▽

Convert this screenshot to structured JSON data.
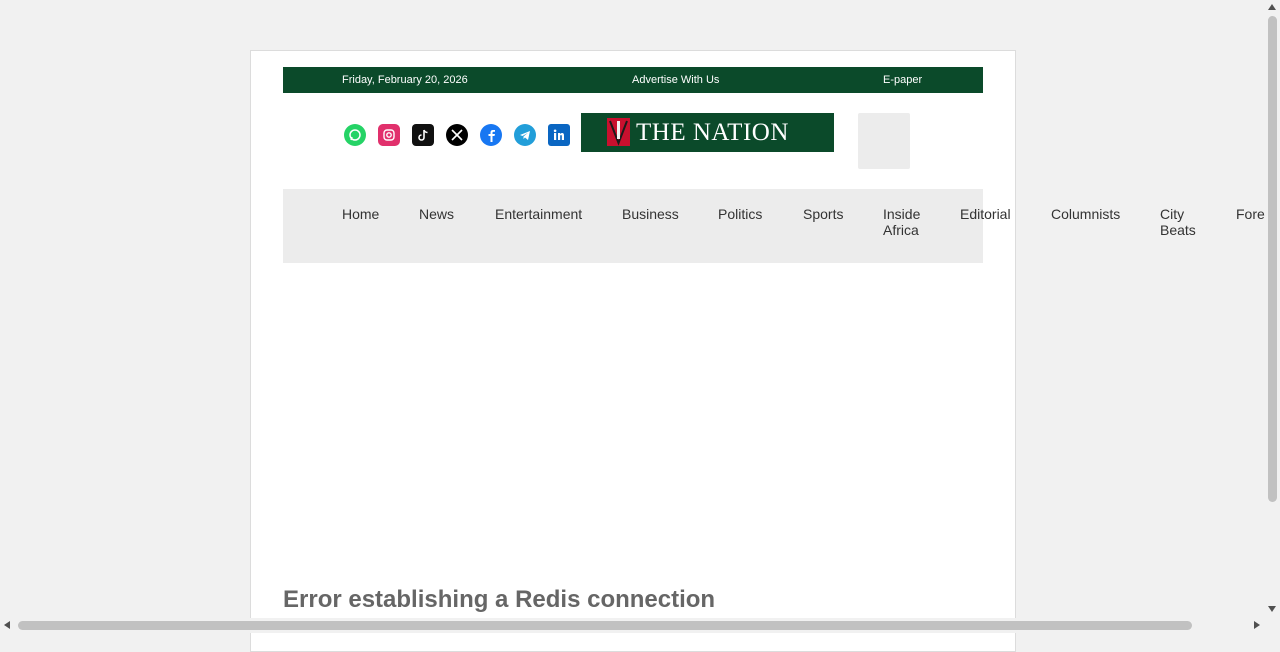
{
  "topbar": {
    "date": "Friday, February 20, 2026",
    "advertise": "Advertise With Us",
    "epaper": "E-paper",
    "background": "#0b4a2a"
  },
  "social": [
    {
      "icon": "whatsapp-icon",
      "color": "#25d366"
    },
    {
      "icon": "instagram-icon",
      "color": "#e1306c"
    },
    {
      "icon": "tiktok-icon",
      "color": "#111111"
    },
    {
      "icon": "x-icon",
      "color": "#000000"
    },
    {
      "icon": "facebook-icon",
      "color": "#1877f2"
    },
    {
      "icon": "telegram-icon",
      "color": "#229ed9"
    },
    {
      "icon": "linkedin-icon",
      "color": "#0a66c2"
    }
  ],
  "logo": {
    "text": "THE NATION",
    "background": "#0b4a2a"
  },
  "nav": {
    "items": [
      {
        "label": "Home"
      },
      {
        "label": "News"
      },
      {
        "label": "Entertainment"
      },
      {
        "label": "Business"
      },
      {
        "label": "Politics"
      },
      {
        "label": "Sports"
      },
      {
        "label": "Inside Africa"
      },
      {
        "label": "Editorial"
      },
      {
        "label": "Columnists"
      },
      {
        "label": "City Beats"
      },
      {
        "label": "Fore"
      }
    ]
  },
  "main": {
    "error": "Error establishing a Redis connection"
  }
}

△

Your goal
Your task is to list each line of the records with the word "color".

Problem solution
      "color": "#25d366"
      "color": "#e1306c"
      "color": "#111111"
      "color": "#000000"
      "color": "#1877f2"
      "color": "#229ed9"
      "color": "#0a66c2"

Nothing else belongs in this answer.